Why? Anti-Islamists are a minority among activist American Muslims. Internally, we are usually ignored or dismissed by the majority of our activist co-religionists when trying to engage them in debate regarding the dangers and toxicity of Islamism upon Islam. No matter how pious, anti-Islamists are often demonized as irreligious. All the while we try to argue that, to the contrary, there is no closer relationship a Muslim can have with God than one entirely free from government and clerical coercion.
On June 18, the New York Times ran a story by Laura Goodstein, “U.S. Clerics seek a Middle Ground,” which highlighted the “moderate” work of Sheikh Hamza Yusuf and his colleague, Imam Zaid Shakir. The bulk of this typical story discussed platitudes regarding the personal struggles of these American Muslim leaders and positively anticipated their development of a moderate Muslim seminary. However, nowhere did the New York Times delve into a genuine critical analysis of whether there was a central conflict in the ideology of the Zaytuna Institute, the school mentioned in the New York Times piece, and that of America. Yet, the piece ended with this alarming quotation from Mr. Shakir: “He still hoped that one day the United States would be a Muslim country ruled by Islamic law, not by violent means, but by persuasion.” The imam further stated, “Every Muslim who is honest would say, I would like to see America become a Muslim country,” he said. “I think it would help people, and if I didn’t believe that, I wouldn’t be a Muslim. Because Islam helped me as a person, and it’s helped a lot of people in my community.”
Not only is this a blatant endorsement of Islamism (theocracy) over Americanism (anti-theocracy), but this imam labels anti-Islamist Muslims dishonest. The radical Islamists are rabidly anti-American from their fear of pluralistic liberty. They are too insecure to give Muslims or any citizens the opportunity to be free and to choose to sin or not. Can mainstream American thought afford to be naive and uncritical about this central theme of Islamist movements? Radical or moderate, regardless of the packaging, the goal of Islamists is to create a Muslim theocracy. Abraham Foxman of the Anti-Defamation League responded with clarity in his June 23 letter to the New York Times: “Religion flourishes in America because we have no imposed religion, as the founding fathers designed. Imam Zaid Shakir’s hope for an America ruled by Islamic law is fundamentally un-American. Our hope is that he is an aberration and that moderate Muslim voices will prevail.”

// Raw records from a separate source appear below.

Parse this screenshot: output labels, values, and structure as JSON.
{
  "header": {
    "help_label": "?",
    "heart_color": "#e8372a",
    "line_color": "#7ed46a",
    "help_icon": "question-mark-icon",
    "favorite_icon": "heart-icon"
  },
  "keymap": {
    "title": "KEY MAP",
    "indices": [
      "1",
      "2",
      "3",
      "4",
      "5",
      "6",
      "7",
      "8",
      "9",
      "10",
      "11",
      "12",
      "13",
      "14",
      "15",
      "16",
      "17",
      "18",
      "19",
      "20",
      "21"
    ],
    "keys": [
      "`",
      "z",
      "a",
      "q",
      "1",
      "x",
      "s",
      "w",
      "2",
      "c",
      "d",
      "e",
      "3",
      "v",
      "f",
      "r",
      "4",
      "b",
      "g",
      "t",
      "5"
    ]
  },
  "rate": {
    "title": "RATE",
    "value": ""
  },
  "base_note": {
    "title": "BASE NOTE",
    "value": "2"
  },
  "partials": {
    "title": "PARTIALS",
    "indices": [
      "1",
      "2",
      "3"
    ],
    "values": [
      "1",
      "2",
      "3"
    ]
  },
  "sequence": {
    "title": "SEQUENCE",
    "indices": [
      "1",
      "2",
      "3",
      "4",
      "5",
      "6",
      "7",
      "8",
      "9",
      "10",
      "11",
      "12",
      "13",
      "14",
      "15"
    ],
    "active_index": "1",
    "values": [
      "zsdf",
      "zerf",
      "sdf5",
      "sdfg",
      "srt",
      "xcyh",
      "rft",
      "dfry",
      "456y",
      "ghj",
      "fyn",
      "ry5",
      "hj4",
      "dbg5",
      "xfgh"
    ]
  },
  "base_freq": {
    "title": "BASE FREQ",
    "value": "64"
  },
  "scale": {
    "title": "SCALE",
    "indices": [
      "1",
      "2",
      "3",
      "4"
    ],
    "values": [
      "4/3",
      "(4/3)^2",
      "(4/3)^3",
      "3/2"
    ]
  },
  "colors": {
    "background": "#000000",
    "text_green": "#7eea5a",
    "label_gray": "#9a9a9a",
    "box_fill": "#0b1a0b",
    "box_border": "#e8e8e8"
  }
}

How long is it going to take for our mass media and political leaders to finally begin to turn our collective lenses upon this un-American ideology and report on the threat it poses to America even in its most subtle forms? If Muslims insist upon remaining silent about the dangers to Americanism of Islamist ideological infiltration, we must ask why. Anti-Islamist Muslims receive the brunt of attacks from radical Islamists. This is not happenstance. Conversely, attempts by so-called moderates to ‘Islamize’ America are cheered on by the radicals no matter how far these ‘moderates’ try to distance themselves from them in all their empty condemnations.
How long will it take Muslims to frontally counter Islamism (political Islam) and separate it from their Abrahamic religion of Islam? We in the Muslim community unfortunately need a little nudging before it’s too late. America’s security hangs in the balance.
M. Zuhdi Jasser is chairman of the American Islamic Forum for Democracy and a former Navy lieutenant commander.